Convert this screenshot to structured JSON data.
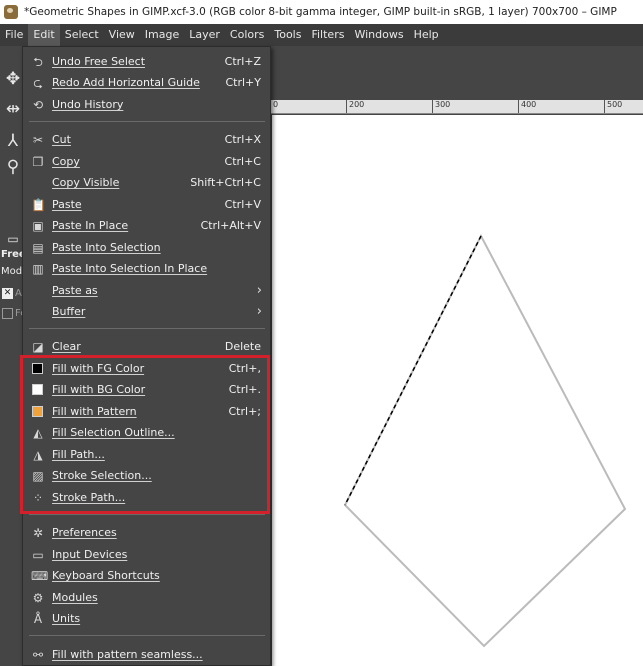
{
  "window": {
    "title": "*Geometric Shapes in GIMP.xcf-3.0 (RGB color 8-bit gamma integer, GIMP built-in sRGB, 1 layer) 700x700 – GIMP"
  },
  "menubar": [
    "File",
    "Edit",
    "Select",
    "View",
    "Image",
    "Layer",
    "Colors",
    "Tools",
    "Filters",
    "Windows",
    "Help"
  ],
  "tool_options": {
    "label_free": "Free",
    "label_mode": "Mode",
    "label_a": "A",
    "label_fe": "Fe"
  },
  "ruler_ticks": [
    "0",
    "200",
    "300",
    "400",
    "500"
  ],
  "edit_menu": {
    "undo": {
      "label": "Undo Free Select",
      "accel": "Ctrl+Z",
      "icon": "undo-icon"
    },
    "redo": {
      "label": "Redo Add Horizontal Guide",
      "accel": "Ctrl+Y",
      "icon": "redo-icon"
    },
    "undo_history": {
      "label": "Undo History",
      "accel": "",
      "icon": "undo-history-icon"
    },
    "cut": {
      "label": "Cut",
      "accel": "Ctrl+X",
      "icon": "scissors-icon"
    },
    "copy": {
      "label": "Copy",
      "accel": "Ctrl+C",
      "icon": "copy-icon"
    },
    "copy_visible": {
      "label": "Copy Visible",
      "accel": "Shift+Ctrl+C"
    },
    "paste": {
      "label": "Paste",
      "accel": "Ctrl+V",
      "icon": "paste-icon"
    },
    "paste_in_place": {
      "label": "Paste In Place",
      "accel": "Ctrl+Alt+V",
      "icon": "paste-in-place-icon"
    },
    "paste_into_selection": {
      "label": "Paste Into Selection",
      "accel": "",
      "icon": "paste-into-selection-icon"
    },
    "paste_into_selection_in_place": {
      "label": "Paste Into Selection In Place",
      "accel": "",
      "icon": "paste-into-selection-in-place-icon"
    },
    "paste_as": {
      "label": "Paste as",
      "accel": ""
    },
    "buffer": {
      "label": "Buffer",
      "accel": ""
    },
    "clear": {
      "label": "Clear",
      "accel": "Delete",
      "icon": "eraser-icon"
    },
    "fill_fg": {
      "label": "Fill with FG Color",
      "accel": "Ctrl+,",
      "color": "#000000"
    },
    "fill_bg": {
      "label": "Fill with BG Color",
      "accel": "Ctrl+.",
      "color": "#ffffff"
    },
    "fill_pattern": {
      "label": "Fill with Pattern",
      "accel": "Ctrl+;",
      "color": "#f2a23a"
    },
    "fill_selection_outline": {
      "label": "Fill Selection Outline...",
      "accel": "",
      "icon": "bucket-fill-icon"
    },
    "fill_path": {
      "label": "Fill Path...",
      "accel": "",
      "icon": "bucket-fill-path-icon"
    },
    "stroke_selection": {
      "label": "Stroke Selection...",
      "accel": "",
      "icon": "stroke-selection-icon"
    },
    "stroke_path": {
      "label": "Stroke Path...",
      "accel": "",
      "icon": "stroke-path-icon"
    },
    "preferences": {
      "label": "Preferences",
      "accel": "",
      "icon": "preferences-icon"
    },
    "input_devices": {
      "label": "Input Devices",
      "accel": "",
      "icon": "input-devices-icon"
    },
    "keyboard_shortcuts": {
      "label": "Keyboard Shortcuts",
      "accel": "",
      "icon": "keyboard-icon"
    },
    "modules": {
      "label": "Modules",
      "accel": "",
      "icon": "modules-icon"
    },
    "units": {
      "label": "Units",
      "accel": "",
      "icon": "units-icon"
    },
    "fill_pattern_seamless": {
      "label": "Fill with pattern seamless...",
      "accel": "",
      "icon": "fill-seamless-icon"
    }
  },
  "colors": {
    "highlight_border": "#d4202b",
    "menu_bg": "#454545",
    "menubar_bg": "#3b3b3b",
    "canvas_bg": "#ffffff"
  }
}
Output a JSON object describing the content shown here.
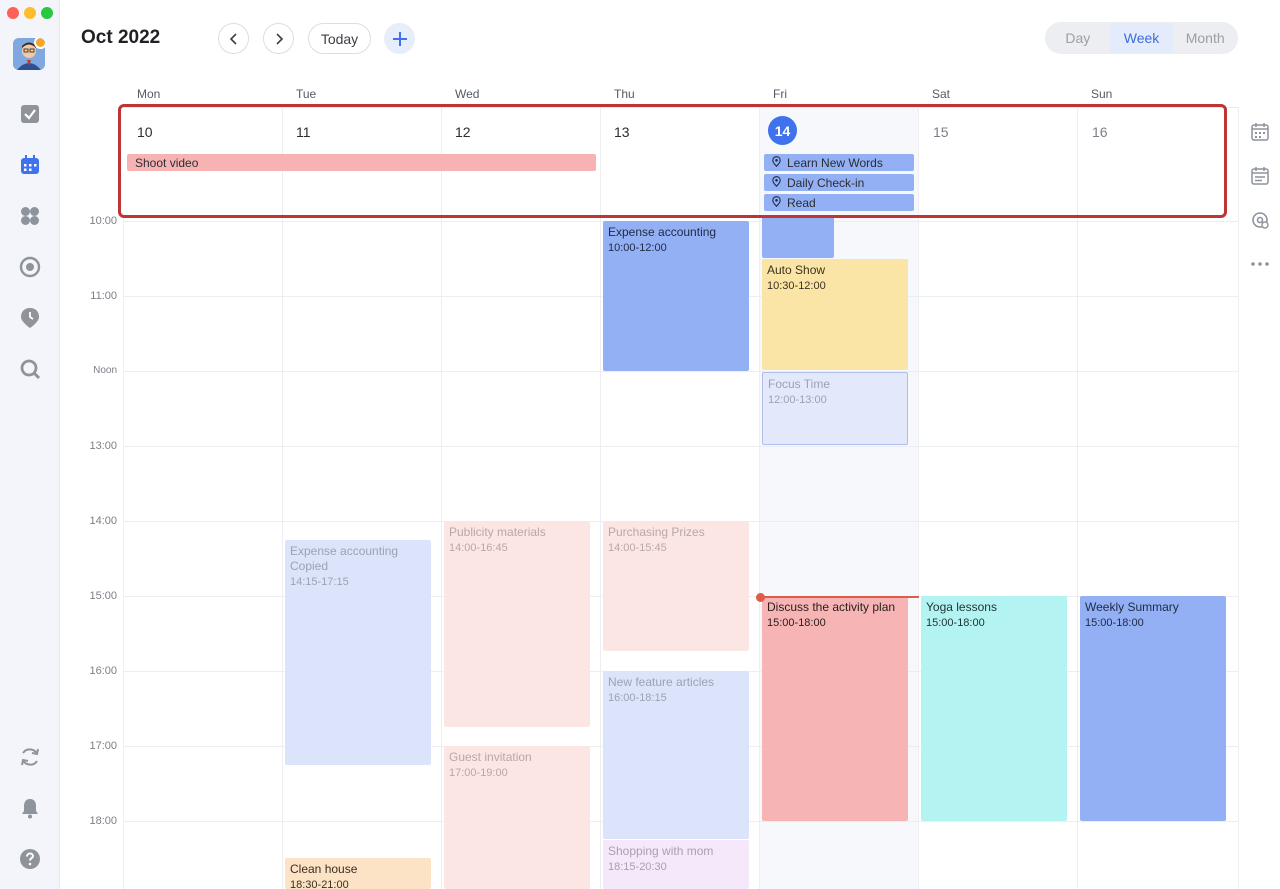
{
  "header": {
    "month_title": "Oct 2022",
    "today_label": "Today",
    "views": [
      {
        "label": "Day",
        "active": false
      },
      {
        "label": "Week",
        "active": true
      },
      {
        "label": "Month",
        "active": false
      }
    ]
  },
  "days": [
    {
      "name": "Mon",
      "num": "10"
    },
    {
      "name": "Tue",
      "num": "11"
    },
    {
      "name": "Wed",
      "num": "12"
    },
    {
      "name": "Thu",
      "num": "13"
    },
    {
      "name": "Fri",
      "num": "14"
    },
    {
      "name": "Sat",
      "num": "15"
    },
    {
      "name": "Sun",
      "num": "16"
    }
  ],
  "allday_events": [
    {
      "title": "Shoot video",
      "color": "#f7b3b3"
    },
    {
      "title": "Learn New Words",
      "color": "#93b0f5"
    },
    {
      "title": "Daily Check-in",
      "color": "#93b0f5"
    },
    {
      "title": "Read",
      "color": "#93b0f5"
    }
  ],
  "time_labels": [
    "10:00",
    "11:00",
    "Noon",
    "13:00",
    "14:00",
    "15:00",
    "16:00",
    "17:00",
    "18:00"
  ],
  "events": [
    {
      "title": "Expense accounting",
      "time": "10:00-12:00",
      "color": "#93b0f5",
      "text": "#1f2a44"
    },
    {
      "title": "Auto Show",
      "time": "10:30-12:00",
      "color": "#fae4a6",
      "text": "#3a3320"
    },
    {
      "title": "Focus Time",
      "time": "12:00-13:00",
      "color": "#e3e9fb",
      "text": "#9aa3b5"
    },
    {
      "title": "Expense accounting Copied",
      "time": "14:15-17:15",
      "color": "#dbe4fb",
      "text": "#9aa3b5"
    },
    {
      "title": "Publicity materials",
      "time": "14:00-16:45",
      "color": "#fce6e4",
      "text": "#b9a7a5"
    },
    {
      "title": "Purchasing Prizes",
      "time": "14:00-15:45",
      "color": "#fce6e4",
      "text": "#b9a7a5"
    },
    {
      "title": "Discuss the activity plan",
      "time": "15:00-18:00",
      "color": "#f6b4b4",
      "text": "#2a2020"
    },
    {
      "title": "Yoga lessons",
      "time": "15:00-18:00",
      "color": "#b3f3f2",
      "text": "#1f3333"
    },
    {
      "title": "Weekly Summary",
      "time": "15:00-18:00",
      "color": "#93b0f5",
      "text": "#1f2a44"
    },
    {
      "title": "New feature articles",
      "time": "16:00-18:15",
      "color": "#dbe4fb",
      "text": "#9aa3b5"
    },
    {
      "title": "Guest invitation",
      "time": "17:00-19:00",
      "color": "#fce6e4",
      "text": "#b9a7a5"
    },
    {
      "title": "Clean house",
      "time": "18:30-21:00",
      "color": "#fde3c6",
      "text": "#3a2e20"
    },
    {
      "title": "Shopping with mom",
      "time": "18:15-20:30",
      "color": "#f5e8fb",
      "text": "#a8a0b0"
    }
  ],
  "sidebar_icons": [
    "avatar",
    "tasks-icon",
    "calendar-icon",
    "apps-icon",
    "focus-icon",
    "pin-clock-icon",
    "search-icon",
    "sync-icon",
    "bell-icon",
    "help-icon"
  ],
  "rail_icons": [
    "calendar-grid-icon",
    "calendar-list-icon",
    "settings-cog-icon",
    "more-icon"
  ]
}
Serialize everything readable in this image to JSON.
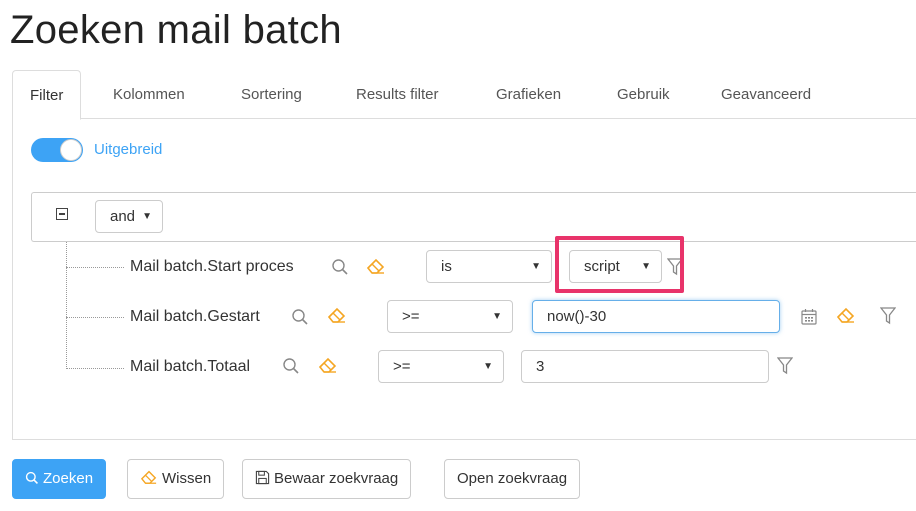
{
  "page": {
    "title": "Zoeken mail batch"
  },
  "tabs": [
    {
      "label": "Filter",
      "active": true
    },
    {
      "label": "Kolommen"
    },
    {
      "label": "Sortering"
    },
    {
      "label": "Results filter"
    },
    {
      "label": "Grafieken"
    },
    {
      "label": "Gebruik"
    },
    {
      "label": "Geavanceerd"
    }
  ],
  "toggle": {
    "label": "Uitgebreid",
    "on": true
  },
  "group": {
    "operator": "and"
  },
  "conditions": [
    {
      "field": "Mail batch.Start proces",
      "operator": "is",
      "value_type": "script"
    },
    {
      "field": "Mail batch.Gestart",
      "operator": ">=",
      "value": "now()-30"
    },
    {
      "field": "Mail batch.Totaal",
      "operator": ">=",
      "value": "3"
    }
  ],
  "buttons": {
    "search": "Zoeken",
    "clear": "Wissen",
    "save": "Bewaar zoekvraag",
    "open": "Open zoekvraag"
  },
  "colors": {
    "accent": "#3da3f5",
    "highlight": "#e8336a",
    "eraser": "#f5a623"
  }
}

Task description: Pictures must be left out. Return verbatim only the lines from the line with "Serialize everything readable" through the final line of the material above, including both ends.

Task response:
Serialize everything readable in this image to JSON.
{
  "page": {
    "title": "Zoeken mail batch"
  },
  "tabs": [
    {
      "label": "Filter",
      "active": true
    },
    {
      "label": "Kolommen"
    },
    {
      "label": "Sortering"
    },
    {
      "label": "Results filter"
    },
    {
      "label": "Grafieken"
    },
    {
      "label": "Gebruik"
    },
    {
      "label": "Geavanceerd"
    }
  ],
  "toggle": {
    "label": "Uitgebreid",
    "on": true
  },
  "group": {
    "operator": "and"
  },
  "conditions": [
    {
      "field": "Mail batch.Start proces",
      "operator": "is",
      "value_type": "script"
    },
    {
      "field": "Mail batch.Gestart",
      "operator": ">=",
      "value": "now()-30"
    },
    {
      "field": "Mail batch.Totaal",
      "operator": ">=",
      "value": "3"
    }
  ],
  "buttons": {
    "search": "Zoeken",
    "clear": "Wissen",
    "save": "Bewaar zoekvraag",
    "open": "Open zoekvraag"
  },
  "colors": {
    "accent": "#3da3f5",
    "highlight": "#e8336a",
    "eraser": "#f5a623"
  }
}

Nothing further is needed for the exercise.